Many Dallas residents have the wrong idea about Oak Cliff, said Terry Shields, the new president of the Old Oak Cliff Conservation League .
Oak Cliff supporter touts area - Beauty, not gunfire, dominates, he says
The Dallas Morning News - Tuesday, January 3, 1995
Author: Colleen McCain, Staff Writer of The Dallas Morning News
But Mr. Shields, 41, hopes he can help people better understand and appreciate Oak Cliff.
"A lot of people don't realize that there are distinctly
different areas of Oak Cliff," Mr. Shields said. "And a lot of people think that we're surrounded by gunfire in Oak Cliff. I want to educate people and show them the beauty of the neighborhood."
The conservation league, which is an umbrella organization for neighborhood associations in North Oak Cliff, helps areas attain historic district status. The league also offers a tour of historic homes in north Oak Cliff each spring.
Mr. Shields, who took office Sunday, said he plans to continue the league's past activities, but he also would like to expand its role in the community.
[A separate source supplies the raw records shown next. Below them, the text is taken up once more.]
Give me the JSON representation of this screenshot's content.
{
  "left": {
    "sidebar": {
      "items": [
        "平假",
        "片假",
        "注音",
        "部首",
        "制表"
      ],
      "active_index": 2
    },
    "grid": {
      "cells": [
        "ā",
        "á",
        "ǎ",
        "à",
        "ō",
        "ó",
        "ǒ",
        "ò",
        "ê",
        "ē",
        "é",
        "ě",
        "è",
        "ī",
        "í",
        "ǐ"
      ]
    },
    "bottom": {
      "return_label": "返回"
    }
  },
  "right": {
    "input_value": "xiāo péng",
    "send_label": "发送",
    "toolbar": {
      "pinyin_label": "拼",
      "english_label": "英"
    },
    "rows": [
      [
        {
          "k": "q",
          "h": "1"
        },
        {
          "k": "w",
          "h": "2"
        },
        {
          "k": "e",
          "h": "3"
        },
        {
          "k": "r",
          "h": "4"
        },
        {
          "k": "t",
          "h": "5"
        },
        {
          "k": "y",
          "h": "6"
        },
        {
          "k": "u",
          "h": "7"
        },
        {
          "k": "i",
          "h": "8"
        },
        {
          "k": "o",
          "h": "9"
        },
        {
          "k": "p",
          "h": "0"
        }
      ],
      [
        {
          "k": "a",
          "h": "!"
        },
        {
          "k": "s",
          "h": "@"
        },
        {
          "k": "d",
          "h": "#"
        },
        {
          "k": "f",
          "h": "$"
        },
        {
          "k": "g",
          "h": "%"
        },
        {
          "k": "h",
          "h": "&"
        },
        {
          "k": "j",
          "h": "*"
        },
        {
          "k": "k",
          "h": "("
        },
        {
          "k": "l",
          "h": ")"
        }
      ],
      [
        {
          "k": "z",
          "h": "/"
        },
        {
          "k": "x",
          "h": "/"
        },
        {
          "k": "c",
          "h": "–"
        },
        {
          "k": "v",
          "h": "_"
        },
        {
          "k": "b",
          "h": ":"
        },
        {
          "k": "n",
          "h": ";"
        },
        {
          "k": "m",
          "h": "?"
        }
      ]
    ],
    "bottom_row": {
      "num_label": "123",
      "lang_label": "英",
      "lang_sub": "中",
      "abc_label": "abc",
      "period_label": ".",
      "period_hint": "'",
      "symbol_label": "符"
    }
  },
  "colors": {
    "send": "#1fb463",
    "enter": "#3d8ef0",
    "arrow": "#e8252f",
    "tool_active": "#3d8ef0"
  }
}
"One of my goals is to improve Oak Cliff's public relations," he said. "We're working on a brochure about Oak Cliff in an effort to increase awareness, and I also hope that we can increase
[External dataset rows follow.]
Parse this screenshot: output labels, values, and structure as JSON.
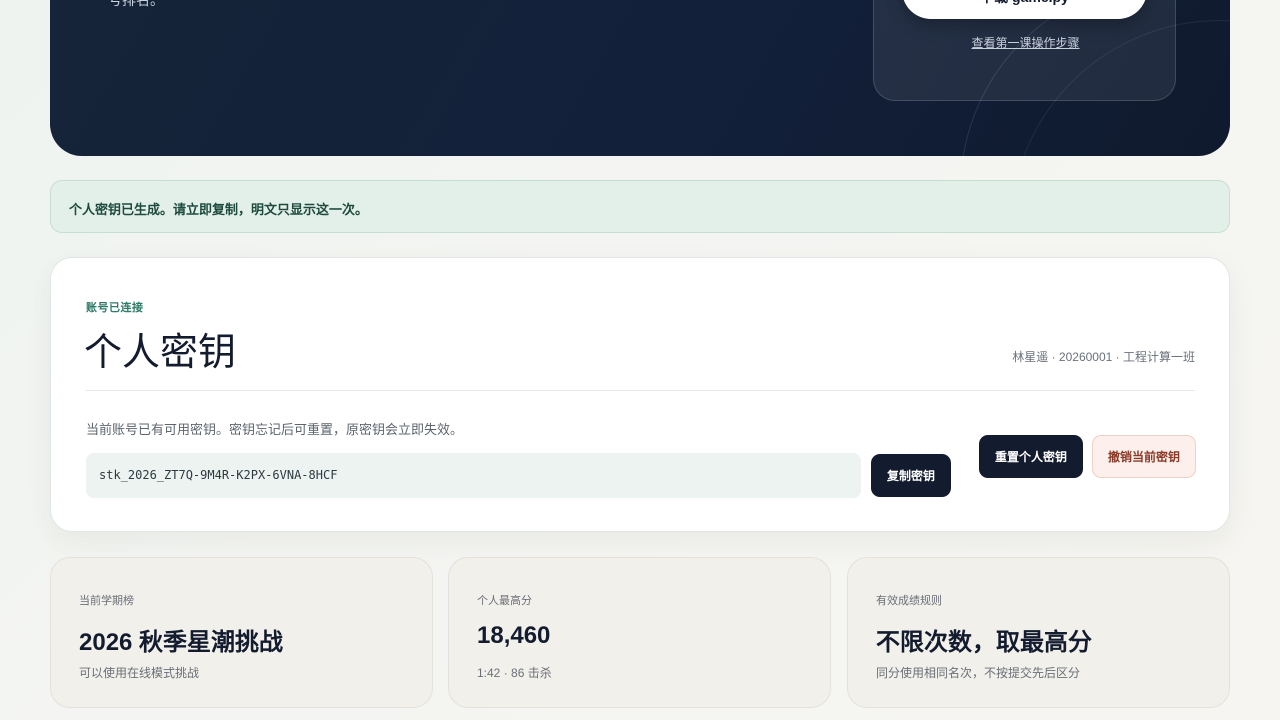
{
  "hero": {
    "partial_text": "号排名。",
    "download_label": "下载 game.py",
    "lesson_link": "查看第一课操作步骤"
  },
  "notice": {
    "text": "个人密钥已生成。请立即复制，明文只显示这一次。"
  },
  "key_card": {
    "eyebrow": "账号已连接",
    "title": "个人密钥",
    "user_meta": "林星遥 · 20260001 · 工程计算一班",
    "description": "当前账号已有可用密钥。密钥忘记后可重置，原密钥会立即失效。",
    "key_value": "stk_2026_ZT7Q-9M4R-K2PX-6VNA-8HCF",
    "copy_label": "复制密钥",
    "reset_label": "重置个人密钥",
    "revoke_label": "撤销当前密钥"
  },
  "stats": [
    {
      "label": "当前学期榜",
      "value": "2026 秋季星潮挑战",
      "sub": "可以使用在线模式挑战"
    },
    {
      "label": "个人最高分",
      "value": "18,460",
      "sub": "1:42 · 86 击杀"
    },
    {
      "label": "有效成绩规则",
      "value": "不限次数，取最高分",
      "sub": "同分使用相同名次，不按提交先后区分"
    }
  ],
  "colors": {
    "hero_bg": "#13203a",
    "accent": "#2f7a68",
    "notice_bg": "#e3f0ea",
    "dark_button": "#131b2e",
    "danger_bg": "#fdf0ec",
    "danger_text": "#8a3a28"
  }
}
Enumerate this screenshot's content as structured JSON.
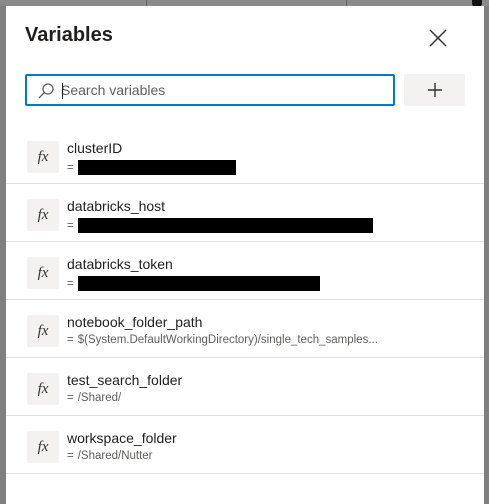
{
  "panel": {
    "title": "Variables",
    "close_icon": "close-icon",
    "search": {
      "placeholder": "Search variables",
      "value": "",
      "icon": "search-icon"
    },
    "add_icon": "plus-icon"
  },
  "variables": [
    {
      "name": "clusterID",
      "prefix": "=",
      "value": "",
      "redacted": true,
      "icon_label": "fx"
    },
    {
      "name": "databricks_host",
      "prefix": "=",
      "value": "",
      "redacted": true,
      "icon_label": "fx"
    },
    {
      "name": "databricks_token",
      "prefix": "=",
      "value": "",
      "redacted": true,
      "icon_label": "fx"
    },
    {
      "name": "notebook_folder_path",
      "prefix": "=",
      "value": "$(System.DefaultWorkingDirectory)/single_tech_samples...",
      "redacted": false,
      "icon_label": "fx"
    },
    {
      "name": "test_search_folder",
      "prefix": "=",
      "value": "/Shared/",
      "redacted": false,
      "icon_label": "fx"
    },
    {
      "name": "workspace_folder",
      "prefix": "=",
      "value": "/Shared/Nutter",
      "redacted": false,
      "icon_label": "fx"
    }
  ],
  "colors": {
    "accent": "#0078d4",
    "badge_bg": "#f3f2f1",
    "divider": "#e1dfdd",
    "backdrop": "#7f7f7f"
  }
}
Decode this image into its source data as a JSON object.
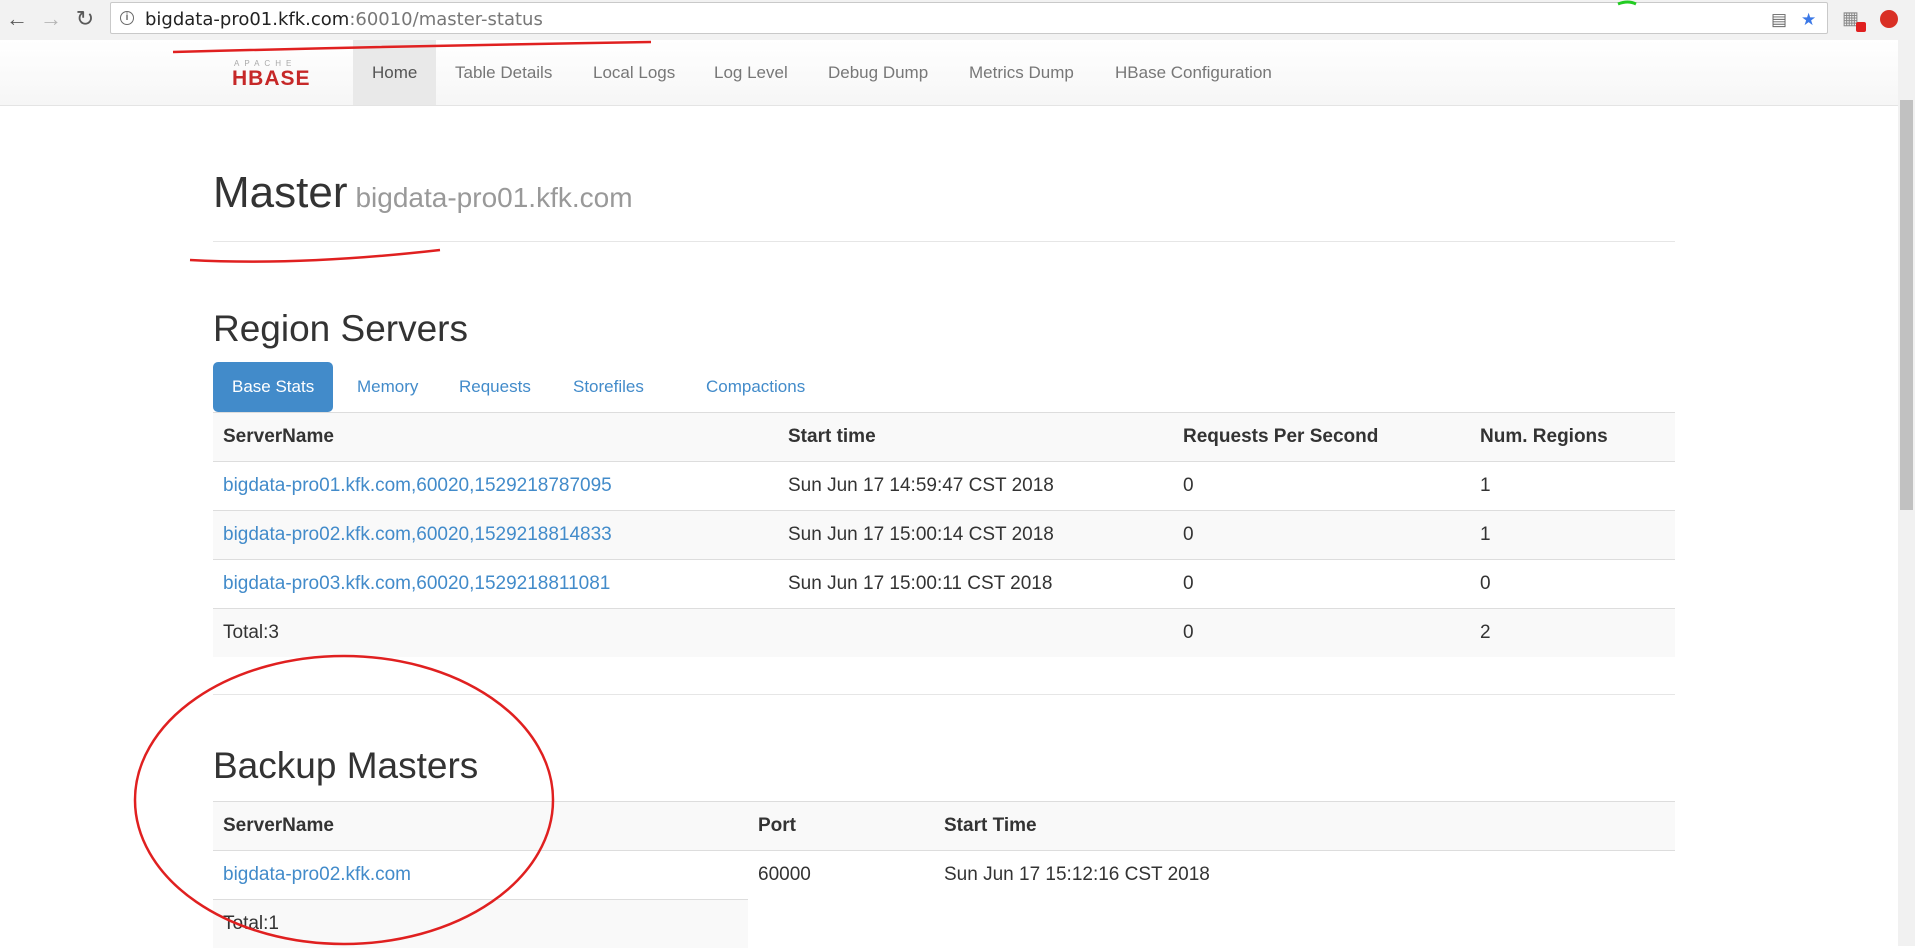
{
  "browser": {
    "url_host": "bigdata-pro01.kfk.com",
    "url_rest": ":60010/master-status"
  },
  "navbar": {
    "logo_top": "APACHE",
    "logo_main": "HBASE",
    "items": [
      {
        "label": "Home",
        "active": true
      },
      {
        "label": "Table Details"
      },
      {
        "label": "Local Logs"
      },
      {
        "label": "Log Level"
      },
      {
        "label": "Debug Dump"
      },
      {
        "label": "Metrics Dump"
      },
      {
        "label": "HBase Configuration"
      }
    ]
  },
  "header": {
    "title": "Master",
    "subtitle": "bigdata-pro01.kfk.com"
  },
  "region_servers": {
    "title": "Region Servers",
    "tabs": [
      "Base Stats",
      "Memory",
      "Requests",
      "Storefiles",
      "Compactions"
    ],
    "columns": [
      "ServerName",
      "Start time",
      "Requests Per Second",
      "Num. Regions"
    ],
    "rows": [
      [
        "bigdata-pro01.kfk.com,60020,1529218787095",
        "Sun Jun 17 14:59:47 CST 2018",
        "0",
        "1"
      ],
      [
        "bigdata-pro02.kfk.com,60020,1529218814833",
        "Sun Jun 17 15:00:14 CST 2018",
        "0",
        "1"
      ],
      [
        "bigdata-pro03.kfk.com,60020,1529218811081",
        "Sun Jun 17 15:00:11 CST 2018",
        "0",
        "0"
      ]
    ],
    "total": {
      "label": "Total:3",
      "requests": "0",
      "regions": "2"
    }
  },
  "backup_masters": {
    "title": "Backup Masters",
    "columns": [
      "ServerName",
      "Port",
      "Start Time"
    ],
    "rows": [
      [
        "bigdata-pro02.kfk.com",
        "60000",
        "Sun Jun 17 15:12:16 CST 2018"
      ]
    ],
    "total": "Total:1"
  },
  "colors": {
    "link": "#428bca",
    "annotation": "#e02020"
  }
}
participation in the league."
Al Fox, past league president, said Mr. Shields' motivational skills will be the key to increased participation.
"Terry is a person who can motivate others to get involved and get things done," Mr. Fox said. "Since this is a group of volunteers, convincing people to donate their time is essential."
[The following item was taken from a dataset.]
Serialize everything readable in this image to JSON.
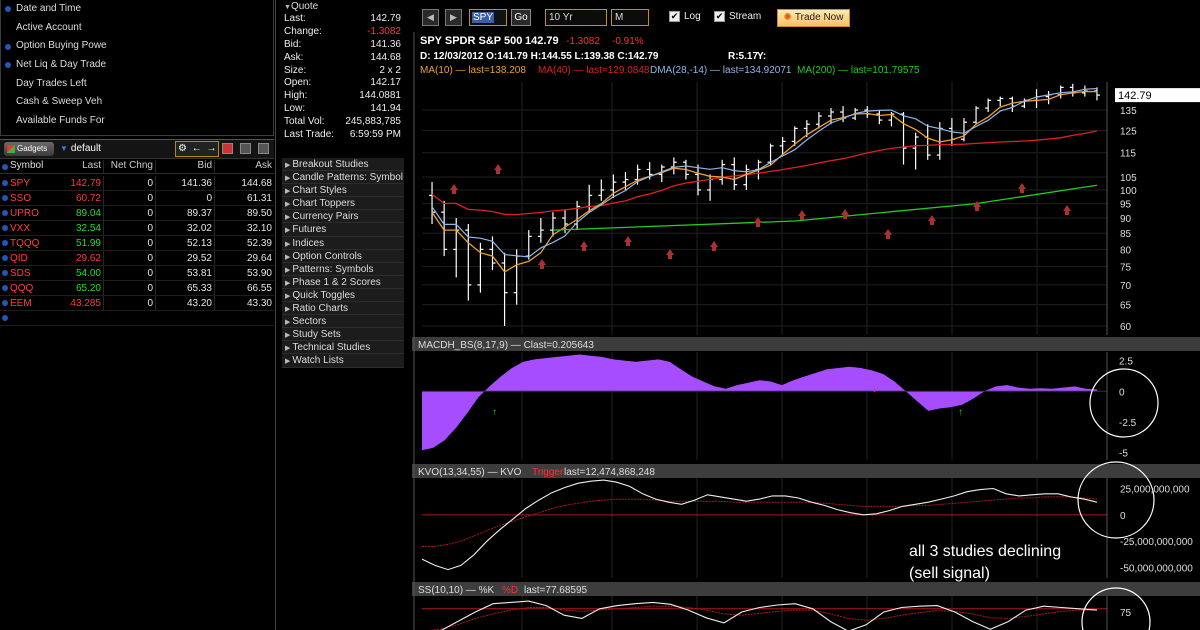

Mr. Shields is the director of banquets and catering for the Dallas Market Center at the Infomart. He said he first became involved in the conservation league five years ago when he was elected president of the Winnetka Heights neighborhood association.
"I've come to realize that the conservation league has a voice for north Oak Cliff," Mr. Shields said. "In the next year, I want to use that voice to show people the beauty and history of our area."